'''

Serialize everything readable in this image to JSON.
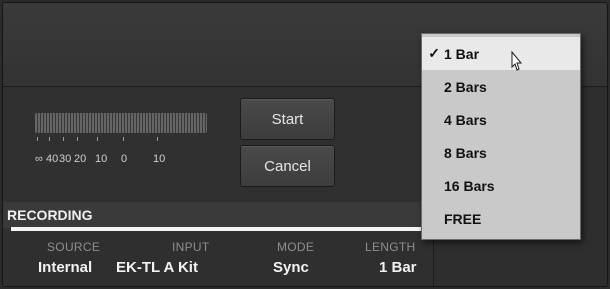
{
  "buttons": {
    "start": "Start",
    "cancel": "Cancel"
  },
  "meter": {
    "scale": [
      "∞",
      "40",
      "30",
      "20",
      "10",
      "0",
      "10"
    ]
  },
  "recording": {
    "title": "RECORDING",
    "fields": [
      {
        "label": "SOURCE",
        "value": "Internal"
      },
      {
        "label": "INPUT",
        "value": "EK-TL A Kit"
      },
      {
        "label": "MODE",
        "value": "Sync"
      },
      {
        "label": "LENGTH",
        "value": "1 Bar"
      }
    ]
  },
  "length_menu": {
    "selected_check": "✓",
    "items": [
      "1 Bar",
      "2 Bars",
      "4 Bars",
      "8 Bars",
      "16 Bars",
      "FREE"
    ],
    "selected_index": 0
  },
  "colors": {
    "background": "#303030",
    "menu_background": "#c9c9c9",
    "menu_selected": "#e9e9e9",
    "recording_underline": "#f5f5f5"
  },
  "icons": [
    "checkmark-icon",
    "pointer-cursor-icon"
  ]
}
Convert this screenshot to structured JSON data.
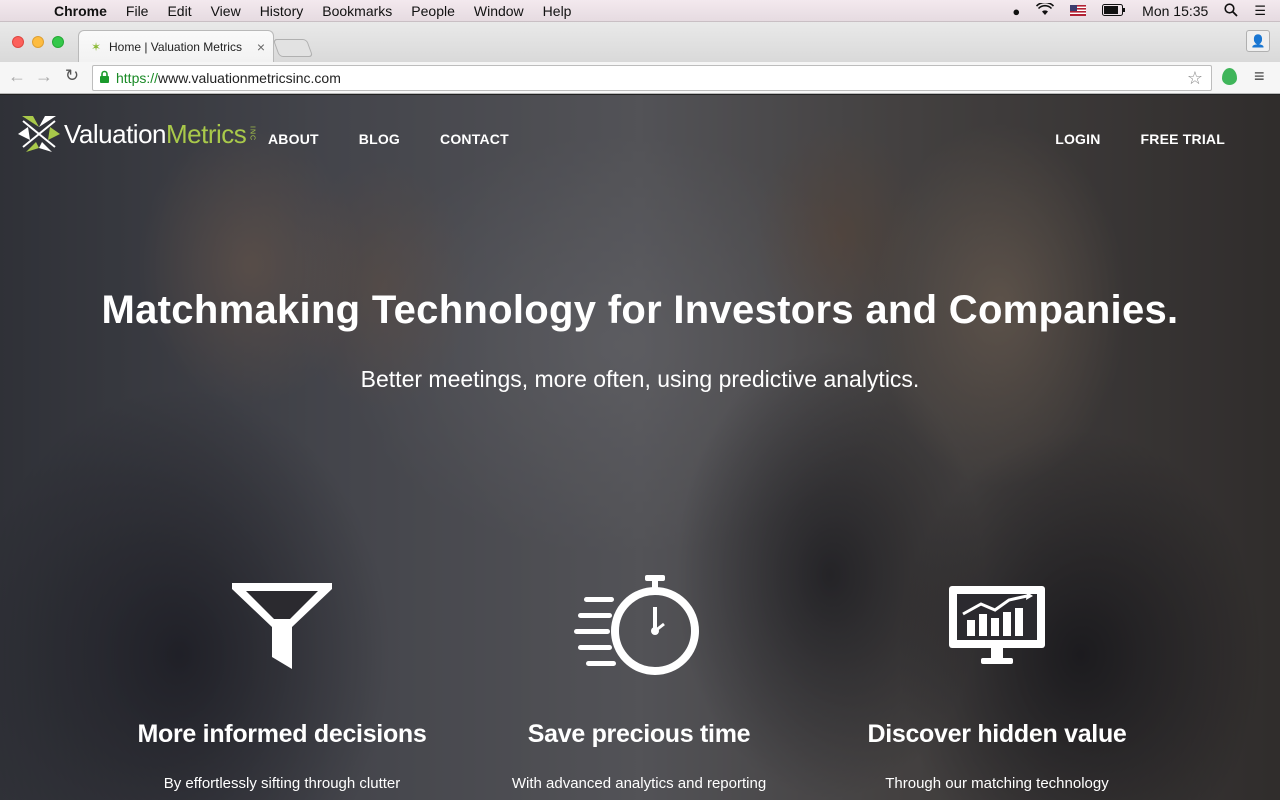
{
  "menubar": {
    "app": "Chrome",
    "items": [
      "File",
      "Edit",
      "View",
      "History",
      "Bookmarks",
      "People",
      "Window",
      "Help"
    ],
    "clock": "Mon 15:35"
  },
  "browser": {
    "tab_title": "Home | Valuation Metrics",
    "url_scheme": "https://",
    "url_rest": "www.valuationmetricsinc.com"
  },
  "site": {
    "logo": {
      "valuation": "Valuation",
      "metrics": "Metrics",
      "inc": "INC"
    },
    "nav": {
      "about": "ABOUT",
      "blog": "BLOG",
      "contact": "CONTACT",
      "login": "LOGIN",
      "free_trial": "FREE TRIAL"
    },
    "hero": {
      "title": "Matchmaking Technology for Investors and Companies.",
      "subtitle": "Better meetings, more often, using predictive analytics."
    },
    "features": [
      {
        "title": "More informed decisions",
        "text": "By effortlessly sifting through clutter",
        "icon": "funnel-icon"
      },
      {
        "title": "Save precious time",
        "text": "With advanced analytics and reporting",
        "icon": "stopwatch-icon"
      },
      {
        "title": "Discover hidden value",
        "text": "Through our matching technology",
        "icon": "monitor-chart-icon"
      }
    ]
  },
  "colors": {
    "brand_green": "#a9c94a",
    "url_green": "#1a8a26"
  }
}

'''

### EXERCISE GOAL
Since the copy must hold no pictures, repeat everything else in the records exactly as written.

### SOLUTION
Serialize everything readable in this image to JSON.
{
  "buttons": {
    "start": "Start",
    "cancel": "Cancel"
  },
  "meter": {
    "scale": [
      "∞",
      "40",
      "30",
      "20",
      "10",
      "0",
      "10"
    ]
  },
  "recording": {
    "title": "RECORDING",
    "fields": [
      {
        "label": "SOURCE",
        "value": "Internal"
      },
      {
        "label": "INPUT",
        "value": "EK-TL A Kit"
      },
      {
        "label": "MODE",
        "value": "Sync"
      },
      {
        "label": "LENGTH",
        "value": "1 Bar"
      }
    ]
  },
  "length_menu": {
    "selected_check": "✓",
    "items": [
      "1 Bar",
      "2 Bars",
      "4 Bars",
      "8 Bars",
      "16 Bars",
      "FREE"
    ],
    "selected_index": 0
  },
  "colors": {
    "background": "#303030",
    "menu_background": "#c9c9c9",
    "menu_selected": "#e9e9e9",
    "recording_underline": "#f5f5f5"
  },
  "icons": [
    "checkmark-icon",
    "pointer-cursor-icon"
  ]
}
Convert this screenshot to structured JSON data.
{
  "menubar": {
    "app": "Chrome",
    "items": [
      "File",
      "Edit",
      "View",
      "History",
      "Bookmarks",
      "People",
      "Window",
      "Help"
    ],
    "clock": "Mon 15:35"
  },
  "browser": {
    "tab_title": "Home | Valuation Metrics",
    "url_scheme": "https://",
    "url_rest": "www.valuationmetricsinc.com"
  },
  "site": {
    "logo": {
      "valuation": "Valuation",
      "metrics": "Metrics",
      "inc": "INC"
    },
    "nav": {
      "about": "ABOUT",
      "blog": "BLOG",
      "contact": "CONTACT",
      "login": "LOGIN",
      "free_trial": "FREE TRIAL"
    },
    "hero": {
      "title": "Matchmaking Technology for Investors and Companies.",
      "subtitle": "Better meetings, more often, using predictive analytics."
    },
    "features": [
      {
        "title": "More informed decisions",
        "text": "By effortlessly sifting through clutter",
        "icon": "funnel-icon"
      },
      {
        "title": "Save precious time",
        "text": "With advanced analytics and reporting",
        "icon": "stopwatch-icon"
      },
      {
        "title": "Discover hidden value",
        "text": "Through our matching technology",
        "icon": "monitor-chart-icon"
      }
    ]
  },
  "colors": {
    "brand_green": "#a9c94a",
    "url_green": "#1a8a26"
  }
}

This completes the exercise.